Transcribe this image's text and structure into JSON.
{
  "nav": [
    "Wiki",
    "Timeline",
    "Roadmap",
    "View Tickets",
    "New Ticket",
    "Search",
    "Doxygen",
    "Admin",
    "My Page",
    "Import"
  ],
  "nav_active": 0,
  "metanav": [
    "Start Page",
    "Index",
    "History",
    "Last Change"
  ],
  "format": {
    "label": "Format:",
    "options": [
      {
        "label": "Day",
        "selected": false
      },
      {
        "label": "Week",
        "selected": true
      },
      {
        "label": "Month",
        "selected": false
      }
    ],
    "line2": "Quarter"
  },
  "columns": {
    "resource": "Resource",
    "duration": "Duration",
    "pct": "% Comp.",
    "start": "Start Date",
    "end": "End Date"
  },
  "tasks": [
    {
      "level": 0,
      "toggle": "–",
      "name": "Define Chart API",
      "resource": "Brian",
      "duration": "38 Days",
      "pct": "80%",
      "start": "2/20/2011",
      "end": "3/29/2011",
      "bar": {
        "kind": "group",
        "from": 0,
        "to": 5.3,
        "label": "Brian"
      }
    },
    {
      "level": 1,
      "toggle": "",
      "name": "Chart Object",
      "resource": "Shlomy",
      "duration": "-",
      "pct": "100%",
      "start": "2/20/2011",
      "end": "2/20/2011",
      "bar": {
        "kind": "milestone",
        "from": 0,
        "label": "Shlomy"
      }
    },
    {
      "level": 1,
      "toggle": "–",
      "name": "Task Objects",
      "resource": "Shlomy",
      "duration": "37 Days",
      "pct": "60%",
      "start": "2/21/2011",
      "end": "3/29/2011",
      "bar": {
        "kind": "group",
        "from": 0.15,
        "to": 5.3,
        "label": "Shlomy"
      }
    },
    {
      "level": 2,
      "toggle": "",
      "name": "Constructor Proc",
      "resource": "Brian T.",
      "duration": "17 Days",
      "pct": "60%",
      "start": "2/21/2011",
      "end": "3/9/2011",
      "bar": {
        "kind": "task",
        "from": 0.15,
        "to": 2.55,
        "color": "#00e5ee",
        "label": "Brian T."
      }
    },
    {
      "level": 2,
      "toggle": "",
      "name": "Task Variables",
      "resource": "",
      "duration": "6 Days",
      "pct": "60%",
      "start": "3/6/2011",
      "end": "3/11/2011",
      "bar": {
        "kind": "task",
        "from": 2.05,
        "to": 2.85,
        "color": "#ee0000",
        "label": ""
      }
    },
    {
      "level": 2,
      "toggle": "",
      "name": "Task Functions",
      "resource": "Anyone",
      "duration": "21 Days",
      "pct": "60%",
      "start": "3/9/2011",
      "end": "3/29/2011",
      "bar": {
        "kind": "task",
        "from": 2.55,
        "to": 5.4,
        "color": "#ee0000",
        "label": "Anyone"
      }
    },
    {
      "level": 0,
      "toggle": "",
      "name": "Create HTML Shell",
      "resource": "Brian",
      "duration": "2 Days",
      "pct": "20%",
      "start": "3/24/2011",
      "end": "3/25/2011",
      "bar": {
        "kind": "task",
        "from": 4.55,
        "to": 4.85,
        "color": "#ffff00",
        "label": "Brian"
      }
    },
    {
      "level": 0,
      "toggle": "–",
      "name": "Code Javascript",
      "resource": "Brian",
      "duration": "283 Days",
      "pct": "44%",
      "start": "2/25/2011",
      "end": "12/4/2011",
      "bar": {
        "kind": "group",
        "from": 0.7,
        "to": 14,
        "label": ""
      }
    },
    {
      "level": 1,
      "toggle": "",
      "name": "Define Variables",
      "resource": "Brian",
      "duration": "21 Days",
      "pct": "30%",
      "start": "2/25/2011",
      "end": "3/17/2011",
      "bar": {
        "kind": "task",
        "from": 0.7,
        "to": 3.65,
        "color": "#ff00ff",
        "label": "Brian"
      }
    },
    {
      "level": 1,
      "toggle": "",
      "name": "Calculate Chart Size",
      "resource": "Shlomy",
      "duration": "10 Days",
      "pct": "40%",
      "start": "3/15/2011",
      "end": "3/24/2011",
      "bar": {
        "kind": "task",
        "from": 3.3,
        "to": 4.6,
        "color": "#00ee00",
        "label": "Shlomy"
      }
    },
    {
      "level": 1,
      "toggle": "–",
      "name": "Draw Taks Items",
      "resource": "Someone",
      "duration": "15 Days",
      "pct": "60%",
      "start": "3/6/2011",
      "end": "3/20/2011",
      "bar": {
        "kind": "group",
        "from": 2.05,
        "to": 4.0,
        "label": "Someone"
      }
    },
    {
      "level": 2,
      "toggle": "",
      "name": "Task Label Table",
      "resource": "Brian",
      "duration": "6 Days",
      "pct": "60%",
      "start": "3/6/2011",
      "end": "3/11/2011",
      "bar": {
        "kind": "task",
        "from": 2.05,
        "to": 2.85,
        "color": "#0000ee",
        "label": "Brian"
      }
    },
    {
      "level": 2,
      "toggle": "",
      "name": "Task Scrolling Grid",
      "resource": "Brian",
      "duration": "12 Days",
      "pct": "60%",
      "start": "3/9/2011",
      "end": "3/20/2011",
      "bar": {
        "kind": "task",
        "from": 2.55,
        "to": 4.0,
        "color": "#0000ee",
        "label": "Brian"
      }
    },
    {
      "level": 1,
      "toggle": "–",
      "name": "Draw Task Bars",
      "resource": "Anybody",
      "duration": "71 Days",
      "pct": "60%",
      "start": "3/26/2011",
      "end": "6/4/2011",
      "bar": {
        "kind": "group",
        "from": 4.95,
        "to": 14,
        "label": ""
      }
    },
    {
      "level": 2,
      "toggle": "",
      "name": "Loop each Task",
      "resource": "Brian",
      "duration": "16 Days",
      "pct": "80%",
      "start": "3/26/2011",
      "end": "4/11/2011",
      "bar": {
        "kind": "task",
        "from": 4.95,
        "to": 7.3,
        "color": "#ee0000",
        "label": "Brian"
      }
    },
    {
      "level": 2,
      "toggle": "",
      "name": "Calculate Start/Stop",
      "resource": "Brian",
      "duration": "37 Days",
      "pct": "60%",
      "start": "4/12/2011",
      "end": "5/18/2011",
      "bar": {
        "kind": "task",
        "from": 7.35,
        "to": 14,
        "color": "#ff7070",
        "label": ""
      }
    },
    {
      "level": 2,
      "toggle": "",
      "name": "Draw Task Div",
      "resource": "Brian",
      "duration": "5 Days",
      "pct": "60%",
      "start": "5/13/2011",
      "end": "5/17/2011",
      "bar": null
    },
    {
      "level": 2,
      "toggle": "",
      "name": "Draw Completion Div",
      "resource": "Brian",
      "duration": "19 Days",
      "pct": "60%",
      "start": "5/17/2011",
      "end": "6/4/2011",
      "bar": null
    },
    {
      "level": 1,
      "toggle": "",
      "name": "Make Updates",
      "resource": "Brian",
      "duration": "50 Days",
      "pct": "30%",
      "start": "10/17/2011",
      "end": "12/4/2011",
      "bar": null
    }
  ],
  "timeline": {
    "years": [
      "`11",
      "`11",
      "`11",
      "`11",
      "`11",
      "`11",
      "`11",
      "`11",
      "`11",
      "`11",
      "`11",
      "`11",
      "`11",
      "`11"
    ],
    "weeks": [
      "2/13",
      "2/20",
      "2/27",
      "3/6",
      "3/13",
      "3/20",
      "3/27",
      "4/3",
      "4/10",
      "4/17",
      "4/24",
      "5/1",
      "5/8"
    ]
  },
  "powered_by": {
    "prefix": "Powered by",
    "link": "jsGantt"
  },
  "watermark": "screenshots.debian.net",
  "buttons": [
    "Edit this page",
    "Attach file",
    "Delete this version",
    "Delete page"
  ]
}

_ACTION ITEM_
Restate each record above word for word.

_SOLUTION TO THE EXERCISE_
Transcribe this image's text and structure into JSON.
{
  "nav": [
    "Wiki",
    "Timeline",
    "Roadmap",
    "View Tickets",
    "New Ticket",
    "Search",
    "Doxygen",
    "Admin",
    "My Page",
    "Import"
  ],
  "nav_active": 0,
  "metanav": [
    "Start Page",
    "Index",
    "History",
    "Last Change"
  ],
  "format": {
    "label": "Format:",
    "options": [
      {
        "label": "Day",
        "selected": false
      },
      {
        "label": "Week",
        "selected": true
      },
      {
        "label": "Month",
        "selected": false
      }
    ],
    "line2": "Quarter"
  },
  "columns": {
    "resource": "Resource",
    "duration": "Duration",
    "pct": "% Comp.",
    "start": "Start Date",
    "end": "End Date"
  },
  "tasks": [
    {
      "level": 0,
      "toggle": "–",
      "name": "Define Chart API",
      "resource": "Brian",
      "duration": "38 Days",
      "pct": "80%",
      "start": "2/20/2011",
      "end": "3/29/2011",
      "bar": {
        "kind": "group",
        "from": 0,
        "to": 5.3,
        "label": "Brian"
      }
    },
    {
      "level": 1,
      "toggle": "",
      "name": "Chart Object",
      "resource": "Shlomy",
      "duration": "-",
      "pct": "100%",
      "start": "2/20/2011",
      "end": "2/20/2011",
      "bar": {
        "kind": "milestone",
        "from": 0,
        "label": "Shlomy"
      }
    },
    {
      "level": 1,
      "toggle": "–",
      "name": "Task Objects",
      "resource": "Shlomy",
      "duration": "37 Days",
      "pct": "60%",
      "start": "2/21/2011",
      "end": "3/29/2011",
      "bar": {
        "kind": "group",
        "from": 0.15,
        "to": 5.3,
        "label": "Shlomy"
      }
    },
    {
      "level": 2,
      "toggle": "",
      "name": "Constructor Proc",
      "resource": "Brian T.",
      "duration": "17 Days",
      "pct": "60%",
      "start": "2/21/2011",
      "end": "3/9/2011",
      "bar": {
        "kind": "task",
        "from": 0.15,
        "to": 2.55,
        "color": "#00e5ee",
        "label": "Brian T."
      }
    },
    {
      "level": 2,
      "toggle": "",
      "name": "Task Variables",
      "resource": "",
      "duration": "6 Days",
      "pct": "60%",
      "start": "3/6/2011",
      "end": "3/11/2011",
      "bar": {
        "kind": "task",
        "from": 2.05,
        "to": 2.85,
        "color": "#ee0000",
        "label": ""
      }
    },
    {
      "level": 2,
      "toggle": "",
      "name": "Task Functions",
      "resource": "Anyone",
      "duration": "21 Days",
      "pct": "60%",
      "start": "3/9/2011",
      "end": "3/29/2011",
      "bar": {
        "kind": "task",
        "from": 2.55,
        "to": 5.4,
        "color": "#ee0000",
        "label": "Anyone"
      }
    },
    {
      "level": 0,
      "toggle": "",
      "name": "Create HTML Shell",
      "resource": "Brian",
      "duration": "2 Days",
      "pct": "20%",
      "start": "3/24/2011",
      "end": "3/25/2011",
      "bar": {
        "kind": "task",
        "from": 4.55,
        "to": 4.85,
        "color": "#ffff00",
        "label": "Brian"
      }
    },
    {
      "level": 0,
      "toggle": "–",
      "name": "Code Javascript",
      "resource": "Brian",
      "duration": "283 Days",
      "pct": "44%",
      "start": "2/25/2011",
      "end": "12/4/2011",
      "bar": {
        "kind": "group",
        "from": 0.7,
        "to": 14,
        "label": ""
      }
    },
    {
      "level": 1,
      "toggle": "",
      "name": "Define Variables",
      "resource": "Brian",
      "duration": "21 Days",
      "pct": "30%",
      "start": "2/25/2011",
      "end": "3/17/2011",
      "bar": {
        "kind": "task",
        "from": 0.7,
        "to": 3.65,
        "color": "#ff00ff",
        "label": "Brian"
      }
    },
    {
      "level": 1,
      "toggle": "",
      "name": "Calculate Chart Size",
      "resource": "Shlomy",
      "duration": "10 Days",
      "pct": "40%",
      "start": "3/15/2011",
      "end": "3/24/2011",
      "bar": {
        "kind": "task",
        "from": 3.3,
        "to": 4.6,
        "color": "#00ee00",
        "label": "Shlomy"
      }
    },
    {
      "level": 1,
      "toggle": "–",
      "name": "Draw Taks Items",
      "resource": "Someone",
      "duration": "15 Days",
      "pct": "60%",
      "start": "3/6/2011",
      "end": "3/20/2011",
      "bar": {
        "kind": "group",
        "from": 2.05,
        "to": 4.0,
        "label": "Someone"
      }
    },
    {
      "level": 2,
      "toggle": "",
      "name": "Task Label Table",
      "resource": "Brian",
      "duration": "6 Days",
      "pct": "60%",
      "start": "3/6/2011",
      "end": "3/11/2011",
      "bar": {
        "kind": "task",
        "from": 2.05,
        "to": 2.85,
        "color": "#0000ee",
        "label": "Brian"
      }
    },
    {
      "level": 2,
      "toggle": "",
      "name": "Task Scrolling Grid",
      "resource": "Brian",
      "duration": "12 Days",
      "pct": "60%",
      "start": "3/9/2011",
      "end": "3/20/2011",
      "bar": {
        "kind": "task",
        "from": 2.55,
        "to": 4.0,
        "color": "#0000ee",
        "label": "Brian"
      }
    },
    {
      "level": 1,
      "toggle": "–",
      "name": "Draw Task Bars",
      "resource": "Anybody",
      "duration": "71 Days",
      "pct": "60%",
      "start": "3/26/2011",
      "end": "6/4/2011",
      "bar": {
        "kind": "group",
        "from": 4.95,
        "to": 14,
        "label": ""
      }
    },
    {
      "level": 2,
      "toggle": "",
      "name": "Loop each Task",
      "resource": "Brian",
      "duration": "16 Days",
      "pct": "80%",
      "start": "3/26/2011",
      "end": "4/11/2011",
      "bar": {
        "kind": "task",
        "from": 4.95,
        "to": 7.3,
        "color": "#ee0000",
        "label": "Brian"
      }
    },
    {
      "level": 2,
      "toggle": "",
      "name": "Calculate Start/Stop",
      "resource": "Brian",
      "duration": "37 Days",
      "pct": "60%",
      "start": "4/12/2011",
      "end": "5/18/2011",
      "bar": {
        "kind": "task",
        "from": 7.35,
        "to": 14,
        "color": "#ff7070",
        "label": ""
      }
    },
    {
      "level": 2,
      "toggle": "",
      "name": "Draw Task Div",
      "resource": "Brian",
      "duration": "5 Days",
      "pct": "60%",
      "start": "5/13/2011",
      "end": "5/17/2011",
      "bar": null
    },
    {
      "level": 2,
      "toggle": "",
      "name": "Draw Completion Div",
      "resource": "Brian",
      "duration": "19 Days",
      "pct": "60%",
      "start": "5/17/2011",
      "end": "6/4/2011",
      "bar": null
    },
    {
      "level": 1,
      "toggle": "",
      "name": "Make Updates",
      "resource": "Brian",
      "duration": "50 Days",
      "pct": "30%",
      "start": "10/17/2011",
      "end": "12/4/2011",
      "bar": null
    }
  ],
  "timeline": {
    "years": [
      "`11",
      "`11",
      "`11",
      "`11",
      "`11",
      "`11",
      "`11",
      "`11",
      "`11",
      "`11",
      "`11",
      "`11",
      "`11",
      "`11"
    ],
    "weeks": [
      "2/13",
      "2/20",
      "2/27",
      "3/6",
      "3/13",
      "3/20",
      "3/27",
      "4/3",
      "4/10",
      "4/17",
      "4/24",
      "5/1",
      "5/8"
    ]
  },
  "powered_by": {
    "prefix": "Powered by",
    "link": "jsGantt"
  },
  "watermark": "screenshots.debian.net",
  "buttons": [
    "Edit this page",
    "Attach file",
    "Delete this version",
    "Delete page"
  ]
}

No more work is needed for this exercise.